**WHAT TO PRODUCE:**
The output should consist solely of the lines running from the one that contains "Give me the" through the end of the records below, copied exactly.

**DATA:**
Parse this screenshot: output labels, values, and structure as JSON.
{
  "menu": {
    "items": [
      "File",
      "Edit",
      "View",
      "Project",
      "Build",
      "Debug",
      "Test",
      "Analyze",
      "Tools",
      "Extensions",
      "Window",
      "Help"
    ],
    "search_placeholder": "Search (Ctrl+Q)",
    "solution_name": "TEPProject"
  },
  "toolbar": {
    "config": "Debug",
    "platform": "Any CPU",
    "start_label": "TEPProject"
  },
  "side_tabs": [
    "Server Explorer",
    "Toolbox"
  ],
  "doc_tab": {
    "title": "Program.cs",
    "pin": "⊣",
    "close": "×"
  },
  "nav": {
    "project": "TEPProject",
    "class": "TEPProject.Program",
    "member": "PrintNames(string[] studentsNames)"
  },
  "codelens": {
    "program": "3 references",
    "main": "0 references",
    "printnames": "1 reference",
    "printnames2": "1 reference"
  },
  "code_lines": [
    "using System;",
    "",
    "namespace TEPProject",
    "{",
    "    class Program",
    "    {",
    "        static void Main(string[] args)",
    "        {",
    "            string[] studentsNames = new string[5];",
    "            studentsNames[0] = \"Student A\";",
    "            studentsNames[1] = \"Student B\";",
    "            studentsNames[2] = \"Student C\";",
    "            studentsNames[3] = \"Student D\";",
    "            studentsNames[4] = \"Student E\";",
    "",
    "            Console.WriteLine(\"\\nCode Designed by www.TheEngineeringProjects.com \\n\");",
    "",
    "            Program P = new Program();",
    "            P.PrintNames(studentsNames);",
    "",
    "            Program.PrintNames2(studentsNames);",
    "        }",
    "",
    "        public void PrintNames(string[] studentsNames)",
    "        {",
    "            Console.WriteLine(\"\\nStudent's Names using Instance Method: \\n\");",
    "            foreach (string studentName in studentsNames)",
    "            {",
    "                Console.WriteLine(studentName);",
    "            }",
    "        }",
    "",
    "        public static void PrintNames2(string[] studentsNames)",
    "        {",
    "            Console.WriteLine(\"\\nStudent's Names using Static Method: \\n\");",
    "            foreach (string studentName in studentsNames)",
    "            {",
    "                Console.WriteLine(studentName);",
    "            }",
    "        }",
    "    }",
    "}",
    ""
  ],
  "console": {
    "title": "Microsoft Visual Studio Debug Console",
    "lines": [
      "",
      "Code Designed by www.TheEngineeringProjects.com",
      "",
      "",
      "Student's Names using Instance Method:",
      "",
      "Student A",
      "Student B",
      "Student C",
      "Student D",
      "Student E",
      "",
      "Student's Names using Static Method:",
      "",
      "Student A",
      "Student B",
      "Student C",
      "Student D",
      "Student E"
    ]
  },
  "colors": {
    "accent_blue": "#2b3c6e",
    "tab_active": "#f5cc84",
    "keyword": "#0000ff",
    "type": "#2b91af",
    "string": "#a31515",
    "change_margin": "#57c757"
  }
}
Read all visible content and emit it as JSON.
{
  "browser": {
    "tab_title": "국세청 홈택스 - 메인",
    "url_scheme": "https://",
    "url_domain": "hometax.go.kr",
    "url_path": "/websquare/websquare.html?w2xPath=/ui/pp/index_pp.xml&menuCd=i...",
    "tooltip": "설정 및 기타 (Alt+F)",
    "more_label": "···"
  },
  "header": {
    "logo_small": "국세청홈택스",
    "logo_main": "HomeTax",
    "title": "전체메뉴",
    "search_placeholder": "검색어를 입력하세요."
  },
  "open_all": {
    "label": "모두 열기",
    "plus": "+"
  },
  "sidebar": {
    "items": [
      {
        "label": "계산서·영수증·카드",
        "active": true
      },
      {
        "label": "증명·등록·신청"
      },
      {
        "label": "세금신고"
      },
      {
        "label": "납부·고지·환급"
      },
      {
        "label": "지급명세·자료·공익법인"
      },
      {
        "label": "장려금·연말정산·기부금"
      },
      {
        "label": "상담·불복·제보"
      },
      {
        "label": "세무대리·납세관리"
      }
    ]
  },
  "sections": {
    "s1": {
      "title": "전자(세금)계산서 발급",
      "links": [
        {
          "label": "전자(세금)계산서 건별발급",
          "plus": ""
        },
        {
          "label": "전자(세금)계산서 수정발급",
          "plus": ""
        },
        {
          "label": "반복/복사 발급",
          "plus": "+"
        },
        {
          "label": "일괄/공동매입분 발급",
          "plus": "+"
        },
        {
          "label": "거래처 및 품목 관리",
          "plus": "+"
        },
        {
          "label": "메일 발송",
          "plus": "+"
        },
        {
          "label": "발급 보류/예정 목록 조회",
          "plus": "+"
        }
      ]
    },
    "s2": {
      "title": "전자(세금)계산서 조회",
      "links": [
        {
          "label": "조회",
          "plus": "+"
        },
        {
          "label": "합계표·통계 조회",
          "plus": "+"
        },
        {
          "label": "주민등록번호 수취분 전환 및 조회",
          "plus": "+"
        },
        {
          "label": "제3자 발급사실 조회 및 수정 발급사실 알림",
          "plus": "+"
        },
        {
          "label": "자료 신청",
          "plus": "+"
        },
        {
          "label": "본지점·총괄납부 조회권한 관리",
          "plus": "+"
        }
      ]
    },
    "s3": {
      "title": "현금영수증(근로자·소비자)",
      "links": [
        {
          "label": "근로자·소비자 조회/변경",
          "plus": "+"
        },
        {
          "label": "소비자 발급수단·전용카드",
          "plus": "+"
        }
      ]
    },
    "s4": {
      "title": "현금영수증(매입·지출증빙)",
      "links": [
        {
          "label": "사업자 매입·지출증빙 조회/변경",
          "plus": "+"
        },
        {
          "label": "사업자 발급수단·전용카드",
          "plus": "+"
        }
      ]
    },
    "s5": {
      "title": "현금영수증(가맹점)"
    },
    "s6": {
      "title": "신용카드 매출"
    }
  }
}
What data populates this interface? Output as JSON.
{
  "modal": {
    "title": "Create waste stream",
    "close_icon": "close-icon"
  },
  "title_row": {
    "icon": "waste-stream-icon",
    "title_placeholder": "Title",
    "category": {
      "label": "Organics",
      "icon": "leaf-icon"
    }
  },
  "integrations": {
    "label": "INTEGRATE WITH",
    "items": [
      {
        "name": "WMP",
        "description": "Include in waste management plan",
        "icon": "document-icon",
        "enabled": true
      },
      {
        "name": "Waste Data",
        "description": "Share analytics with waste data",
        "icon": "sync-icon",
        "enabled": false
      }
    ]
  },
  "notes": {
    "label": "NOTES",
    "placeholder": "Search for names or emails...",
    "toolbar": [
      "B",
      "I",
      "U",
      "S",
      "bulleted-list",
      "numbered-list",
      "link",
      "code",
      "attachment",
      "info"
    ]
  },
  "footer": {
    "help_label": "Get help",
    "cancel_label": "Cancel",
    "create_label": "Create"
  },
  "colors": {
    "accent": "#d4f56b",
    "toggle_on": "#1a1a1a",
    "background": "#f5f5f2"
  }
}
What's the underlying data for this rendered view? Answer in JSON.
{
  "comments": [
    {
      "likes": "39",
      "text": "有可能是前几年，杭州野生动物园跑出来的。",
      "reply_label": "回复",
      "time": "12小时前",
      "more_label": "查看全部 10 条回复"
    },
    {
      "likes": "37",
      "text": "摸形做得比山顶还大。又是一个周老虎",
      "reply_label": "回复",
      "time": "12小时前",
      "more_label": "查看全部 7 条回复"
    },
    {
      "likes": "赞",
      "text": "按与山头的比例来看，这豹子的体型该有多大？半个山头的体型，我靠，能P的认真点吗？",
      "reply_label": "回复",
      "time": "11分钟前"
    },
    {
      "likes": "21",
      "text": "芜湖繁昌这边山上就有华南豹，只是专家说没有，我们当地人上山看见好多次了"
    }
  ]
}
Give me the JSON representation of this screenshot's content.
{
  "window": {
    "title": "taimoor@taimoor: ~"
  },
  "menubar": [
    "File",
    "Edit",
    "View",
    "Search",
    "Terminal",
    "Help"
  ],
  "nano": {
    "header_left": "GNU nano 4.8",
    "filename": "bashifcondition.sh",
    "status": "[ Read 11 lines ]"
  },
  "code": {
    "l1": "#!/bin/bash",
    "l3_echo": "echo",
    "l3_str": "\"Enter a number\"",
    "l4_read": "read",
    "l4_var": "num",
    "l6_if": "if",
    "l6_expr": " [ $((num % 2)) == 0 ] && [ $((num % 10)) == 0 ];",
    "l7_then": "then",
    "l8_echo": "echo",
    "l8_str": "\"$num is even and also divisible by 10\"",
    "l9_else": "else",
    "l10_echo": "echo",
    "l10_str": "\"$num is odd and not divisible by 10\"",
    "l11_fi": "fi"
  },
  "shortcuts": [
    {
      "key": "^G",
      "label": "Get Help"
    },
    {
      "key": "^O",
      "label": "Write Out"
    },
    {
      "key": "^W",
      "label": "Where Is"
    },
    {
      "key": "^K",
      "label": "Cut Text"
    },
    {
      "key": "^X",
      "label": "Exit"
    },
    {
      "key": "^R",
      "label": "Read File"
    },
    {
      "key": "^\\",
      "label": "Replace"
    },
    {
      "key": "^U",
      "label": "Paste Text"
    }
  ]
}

**SOLUTION BELOW:**
Give me the JSON representation of this screenshot's content.
{
  "window": {
    "title": "taimoor@taimoor: ~"
  },
  "menubar": [
    "File",
    "Edit",
    "View",
    "Search",
    "Terminal",
    "Help"
  ],
  "nano": {
    "header_left": "GNU nano 4.8",
    "filename": "bashifcondition.sh",
    "status": "[ Read 11 lines ]"
  },
  "code": {
    "l1": "#!/bin/bash",
    "l3_echo": "echo",
    "l3_str": "\"Enter a number\"",
    "l4_read": "read",
    "l4_var": "num",
    "l6_if": "if",
    "l6_expr": " [ $((num % 2)) == 0 ] && [ $((num % 10)) == 0 ];",
    "l7_then": "then",
    "l8_echo": "echo",
    "l8_str": "\"$num is even and also divisible by 10\"",
    "l9_else": "else",
    "l10_echo": "echo",
    "l10_str": "\"$num is odd and not divisible by 10\"",
    "l11_fi": "fi"
  },
  "shortcuts": [
    {
      "key": "^G",
      "label": "Get Help"
    },
    {
      "key": "^O",
      "label": "Write Out"
    },
    {
      "key": "^W",
      "label": "Where Is"
    },
    {
      "key": "^K",
      "label": "Cut Text"
    },
    {
      "key": "^X",
      "label": "Exit"
    },
    {
      "key": "^R",
      "label": "Read File"
    },
    {
      "key": "^\\",
      "label": "Replace"
    },
    {
      "key": "^U",
      "label": "Paste Text"
    }
  ]
}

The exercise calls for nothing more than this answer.